Running for Beginners: Your Get-Started Guide

by | Updated: November 29th, 2018 | Read time: 4 minutes

Weight loss, increased bone density, stress relief, stronger legs and an improved cardiovascular system are just some of the benefits you’ll gain by running. And if you’re not already a weekend warrior, fall is the best time to start. With its crisp air and colorful canvas, it’s a runner’s paradise. Plus, it’s the heart of racing season, so there will be plenty of 5Ks to give you something to work toward.

Woman Learning How to Start Running Trying Shoe on Park Bench Surrounded by Fall Leaves |

In case you need any more reasons to hit the road, we’ve created this running for beginner’s guide that includes an eight-week running plan. It doesn’t get any better than that!

Gear Up


The biggest investment you’ll make is in a good pair of running shoes. Sorry, but “tennis shoes” won’t work for this sport. Go to a local running-shoe-specific store and have their knowledgeable staff properly fit you for shoes. They may even put you on a treadmill to watch your stride and better assess your needs.


While you’re there and have their attention, ask about socks. Socks are just as important, as they can create friction. Friction leads to blisters. This can easily be avoided, though, with a pair of socks that fit your new shoes. You’ll know they’re the perfect match if they provide cushion and actually prevent irritation.

Sports bra

Ladies, you’ll definitely need a few sports bras if you don’t already own one. A sports bra for running should be supportive and made with fabric that wicks away sweat to keep you dry.


A basic digital sports watch is practical if you plan on running intervals and just want to time yourself. However, a GPS-enabled watch will track your time, pace and distance – and display all of those stats on one screen. Initially, you’ll just be focused on running or time and increase the duration of your running workouts week by week. Once you’re feeling strong enough, you’ll start setting mileage goals. That’s when you’ll need a GPS-enabled runner’s watch.

Start running

Now that you’re all geared it, you’re ready to run! Remember, this is a new activity, which means your body will need a little time to adjust. So resist the urge to head out and just start running. As excited as you are, this should be a gradual buildup to help prevent the onset of injury. Here’s what we suggest:

Begin with a 20- to 30-minute run/walk program on three, non-consecutive days a week, and then work up to five days.

Before each workout, do a five-minute walk to warm up. Once your muscles feel warm and loose, run at an easy pace and alternate with a steady walk. After your run/walk session, cool down for at least five minutes. Never make a hard stop when you finish a heart-pumping workout. Let your heart rate come down slowly.

Running for Beginners: An 8-Week Workout Schedule

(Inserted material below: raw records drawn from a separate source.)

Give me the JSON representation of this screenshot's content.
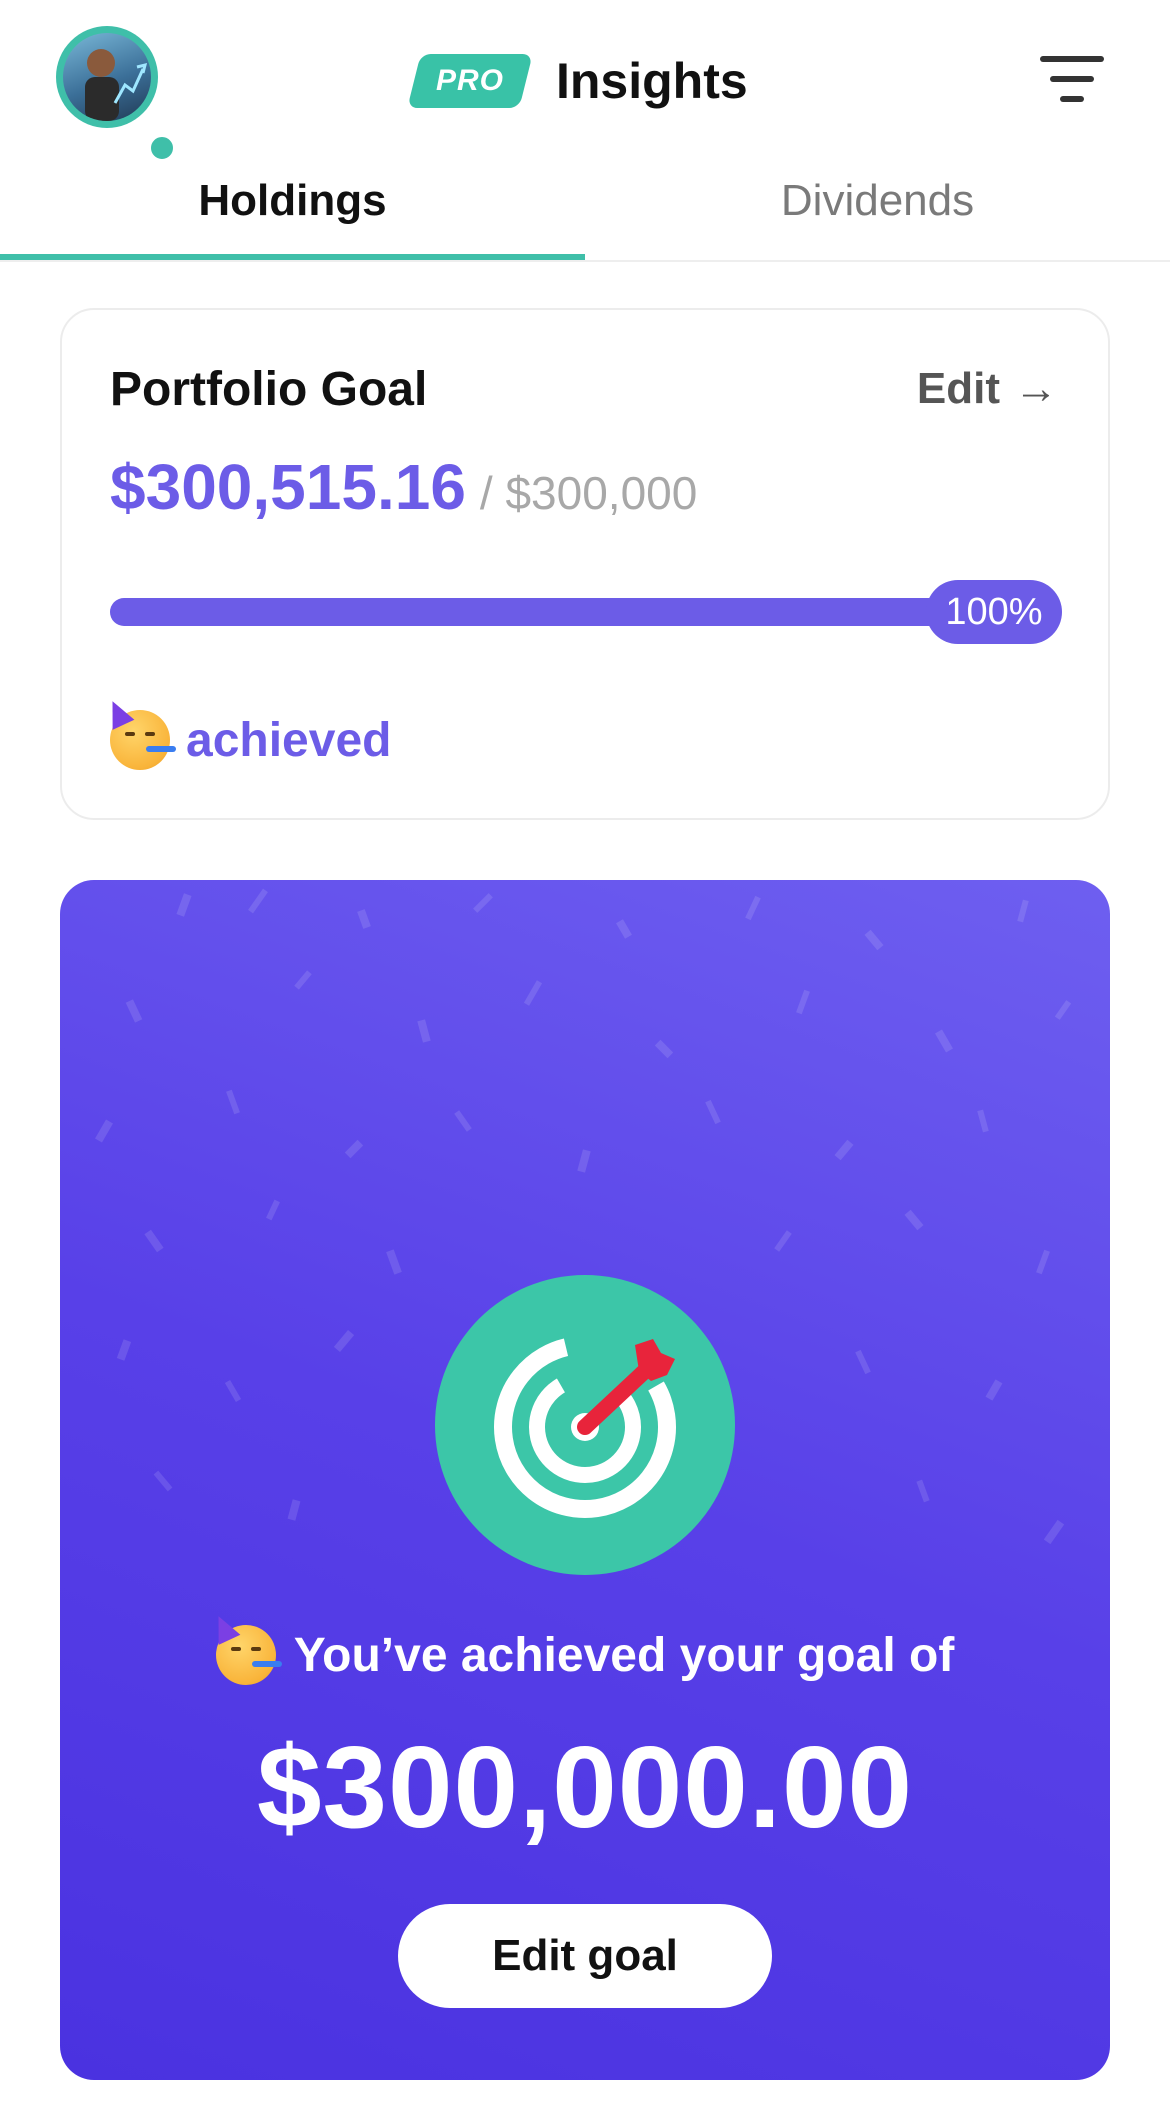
{
  "header": {
    "pro_badge": "PRO",
    "title": "Insights",
    "icons": {
      "avatar": "avatar-icon",
      "filter": "filter-icon"
    }
  },
  "tabs": [
    {
      "label": "Holdings",
      "active": true
    },
    {
      "label": "Dividends",
      "active": false
    }
  ],
  "portfolio_goal": {
    "title": "Portfolio Goal",
    "edit_label": "Edit",
    "edit_arrow": "→",
    "current_value": "$300,515.16",
    "target_value": "/ $300,000",
    "progress_percent_label": "100%",
    "progress_fraction": 1.0,
    "status_text": "achieved",
    "status_emoji": "partying-face-icon"
  },
  "celebration": {
    "message": "You’ve achieved your goal of",
    "goal_amount": "$300,000.00",
    "edit_button": "Edit goal",
    "icon": "target-dart-icon"
  },
  "colors": {
    "accent_purple": "#6c5ce7",
    "accent_teal": "#3fbfa9",
    "card_purple": "#5840e8",
    "dart_red": "#e8243b"
  }
}
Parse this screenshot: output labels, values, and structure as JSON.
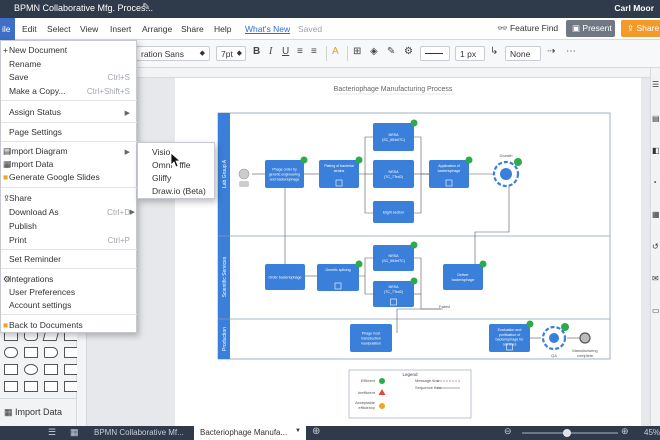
{
  "app": {
    "doc_title": "BPMN Collaborative Mfg. Proces...",
    "user": "Carl Moor",
    "colors": {
      "accent": "#3d6ec8",
      "share": "#f39a2b",
      "present": "#6f7884",
      "task": "#3a7fd9",
      "check": "#2eaa4a"
    }
  },
  "menu": {
    "file": "ile",
    "edit": "Edit",
    "select": "Select",
    "view": "View",
    "insert": "Insert",
    "arrange": "Arrange",
    "share": "Share",
    "help": "Help",
    "whats_new": "What's New",
    "saved": "Saved"
  },
  "header_actions": {
    "feature_find": "Feature Find",
    "present": "Present",
    "share": "Share"
  },
  "toolbar": {
    "font": "ration Sans",
    "size": "7pt",
    "bold": "B",
    "italic": "I",
    "underline": "U",
    "line_width": "1 px",
    "arrow_none": "None"
  },
  "file_menu": {
    "new_document": "New Document",
    "rename": "Rename",
    "save": "Save",
    "save_sc": "Ctrl+S",
    "make_copy": "Make a Copy...",
    "make_copy_sc": "Ctrl+Shift+S",
    "assign_status": "Assign Status",
    "page_settings": "Page Settings",
    "import_diagram": "Import Diagram",
    "import_data": "Import Data",
    "generate_slides": "Generate Google Slides",
    "share": "Share",
    "download_as": "Download As",
    "download_sc": "Ctrl+D",
    "publish": "Publish",
    "print": "Print",
    "print_sc": "Ctrl+P",
    "set_reminder": "Set Reminder",
    "integrations": "Integrations",
    "user_prefs": "User Preferences",
    "account_settings": "Account settings",
    "back_to_docs": "Back to Documents"
  },
  "import_submenu": {
    "visio": "Visio",
    "omni": "Omni",
    "omni_tail": "ffle",
    "gliffy": "Gliffy",
    "drawio": "Draw.io (Beta)"
  },
  "left_panel": {
    "import_data": "Import Data"
  },
  "diagram": {
    "title": "Bacteriophage Manufacturing Process",
    "lanes": [
      "Lab Group A",
      "Scientific Services",
      "Production"
    ],
    "tasks": {
      "t1": [
        "Phage order by",
        "genetic engineering",
        "and bacteriophage"
      ],
      "t2": [
        "Plating of bacterial",
        "strains"
      ],
      "t3": [
        "NRSA",
        "(SC_654ef7C)"
      ],
      "t4": [
        "NRSA",
        "(TC_7Ted2)"
      ],
      "t5": [
        "Elight section"
      ],
      "t6": [
        "Application of",
        "bacteriophage"
      ],
      "t7": [
        "Order bacteriophage"
      ],
      "t8": [
        "Genetic splicing"
      ],
      "t9": [
        "NRSA",
        "(SC_654ef7C)"
      ],
      "t10": [
        "NRSA",
        "(TC_7Ted2)"
      ],
      "t11": [
        "Deliver",
        "bacteriophage"
      ],
      "t12": [
        "Phage host",
        "transduction",
        "manipulation"
      ],
      "t13": [
        "Evaluation and",
        "purification of",
        "bacteriophage for",
        "cell lines"
      ]
    },
    "labels": {
      "growth": "Growth",
      "qa": "QA",
      "failed": "Failed",
      "complete": [
        "Manufacturing",
        "complete"
      ]
    },
    "legend": {
      "title": "Legend",
      "efficient": "Efficient",
      "inefficient": "Inefficient",
      "acceptable": [
        "Acceptable",
        "efficiency"
      ],
      "message_flow": "Message flow",
      "sequence_flow": "Sequence flow"
    }
  },
  "status_bar": {
    "tab1": "BPMN Collaborative Mf...",
    "tab2": "Bacteriophage Manufa...",
    "zoom": "45%"
  }
}
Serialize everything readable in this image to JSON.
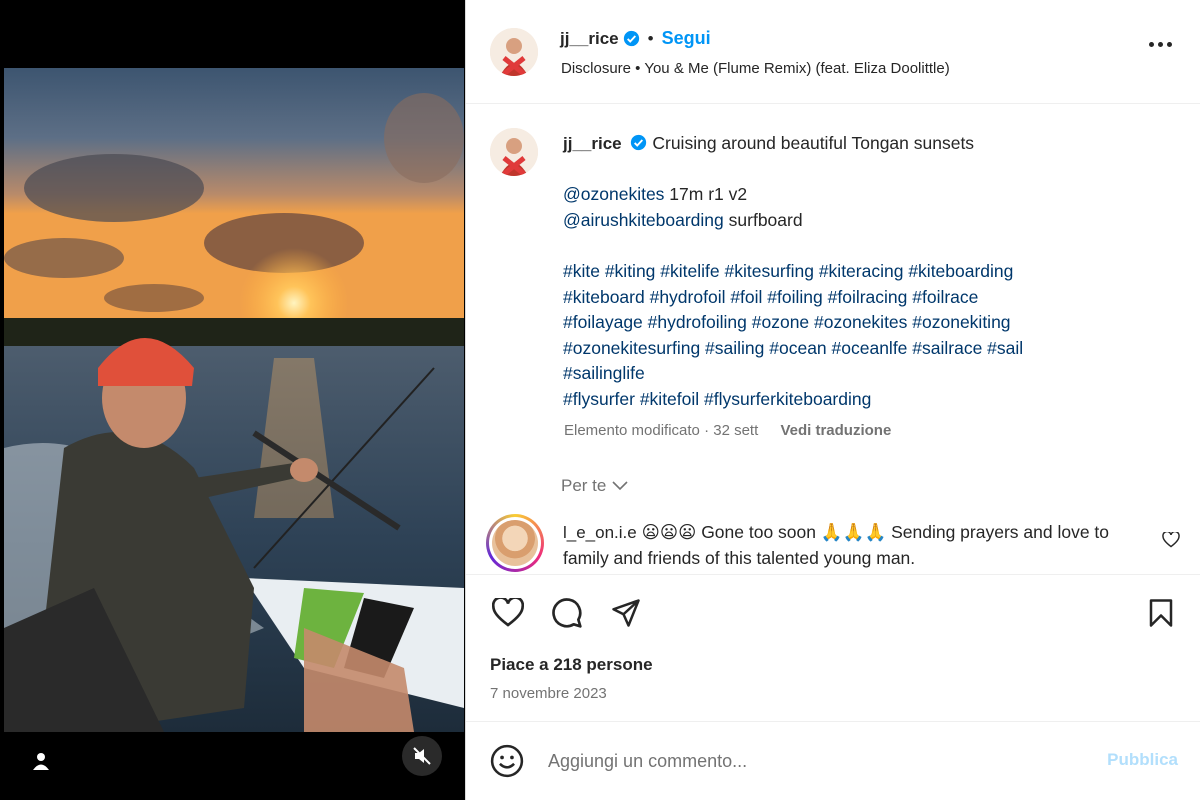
{
  "post": {
    "author": "jj__rice",
    "separator": "•",
    "follow_label": "Segui",
    "audio": "Disclosure • You & Me (Flume Remix) (feat. Eliza Doolittle)",
    "more_label": "more-options"
  },
  "caption": {
    "username": "jj__rice",
    "first_line": "Cruising around beautiful Tongan sunsets",
    "mention1": "@ozonekites",
    "mention1_rest": " 17m r1 v2",
    "mention2": "@airushkiteboarding",
    "mention2_rest": " surfboard",
    "hashtags_line1": "#kite #kiting #kitelife #kitesurfing #kiteracing #kiteboarding",
    "hashtags_line2": "#kiteboard #hydrofoil #foil #foiling #foilracing #foilrace",
    "hashtags_line3": "#foilayage #hydrofoiling #ozone #ozonekites #ozonekiting",
    "hashtags_line4": "#ozonekitesurfing #sailing #ocean #oceanlfe #sailrace #sail",
    "hashtags_line5": "#sailinglife",
    "hashtags_line6": "#flysurfer #kitefoil #flysurferkiteboarding",
    "edited": "Elemento modificato · 32 sett",
    "translate": "Vedi traduzione",
    "for_you": "Per te"
  },
  "comment": {
    "username": "l_e_on.i.e",
    "text": " 😦😦😦 Gone too soon 🙏🙏🙏 Sending prayers and love to family and friends of this talented young man."
  },
  "actions": {
    "likes": "Piace a 218 persone",
    "date": "7 novembre 2023"
  },
  "composer": {
    "placeholder": "Aggiungi un commento...",
    "publish": "Pubblica"
  },
  "colors": {
    "accent": "#0095f6",
    "hashtag": "#00376b",
    "muted": "#737373",
    "publish_disabled": "#b2dffc"
  },
  "icons": [
    "user-tag-icon",
    "mute-icon",
    "verified-badge-icon",
    "more-icon",
    "chevron-down-icon",
    "heart-icon",
    "comment-icon",
    "share-icon",
    "bookmark-icon",
    "emoji-icon"
  ]
}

Week 1: run 2 minutes/walk 3 minutes and repeat 6 times

Week 2: run 3 minutes/walk 2 minutes and repeat 6 times

Week 3: run 4 minutes/walk 2 minutes and repeat 5 times

Week 4: run 5 minutes/walk 3 minutes and repeat 5 times

Week 5: run 7 minutes/walk 3 minutes and repeat 3 times

Week 6: run 8 minutes/walk 2 minutes and repeat 3 times

Weeks 7 & 8: run 9 minutes/walk 1 minute and repeat 3 times

Watch your running form

Good form while running is just as important as having good form in the gym. This will help you prevent injury and get the most out of your workout. So be sure you’re checking in with yourself during your run and make sure you’re following these guidelines:

  • Shoulders are relaxed, head and chin are up and eyes are looking straight ahead
  • Torso is upright as if you’re trying to stick out your chest; in other words, run “proper”
  • Elbows are relaxed and close to your body at a 90-degree angle; hands stay relaxed, like you’re holding a hard-boiled egg – no clenched fists!
  • Feet land lightly with quick, short strides; strike the ground with your midfoot and push off with the ball of your foot

Treat common running ailments

Side stitches

Side stitches are common with all runners – beginners and veterans, alike. That said, you can help prevent them by avoiding solid foods before your run and always staying hydrated. If a side stitch still happens, slow down your pace and exhale long and hard.

Muscle cramps

Beginner runners are vulnerable to muscle cramps, especially if you haven’t established a healthy hydration balance. Make sure you’re getting the right vitamins for leg cramps through smart snacks and electrolytes.

Muscle soreness

Expect your body to feel sore after starting a new exercise regimen. Your quads and calves will be a little sore in the beginning, but this can easily be treated with stretching and post-workout recovery supplements. Make sure to incorporate hip flexor, quad, hamstring and calf stretches, plus foam rolling. Drinking a protein shake that includes branched chain amino acids (BCAAs) can also help repair and replenish muscle tissue.

Bonus running tips

  • Find a local 5K race and set a realistic finish time for yourself.
  • Recruit a friend as a running partner. It’s fun to run with someone and keeps you accountable.
  • Add hill runs after a few weeks of training.
  • For safety, run AGAINST the flow of traffic when you’re on the road.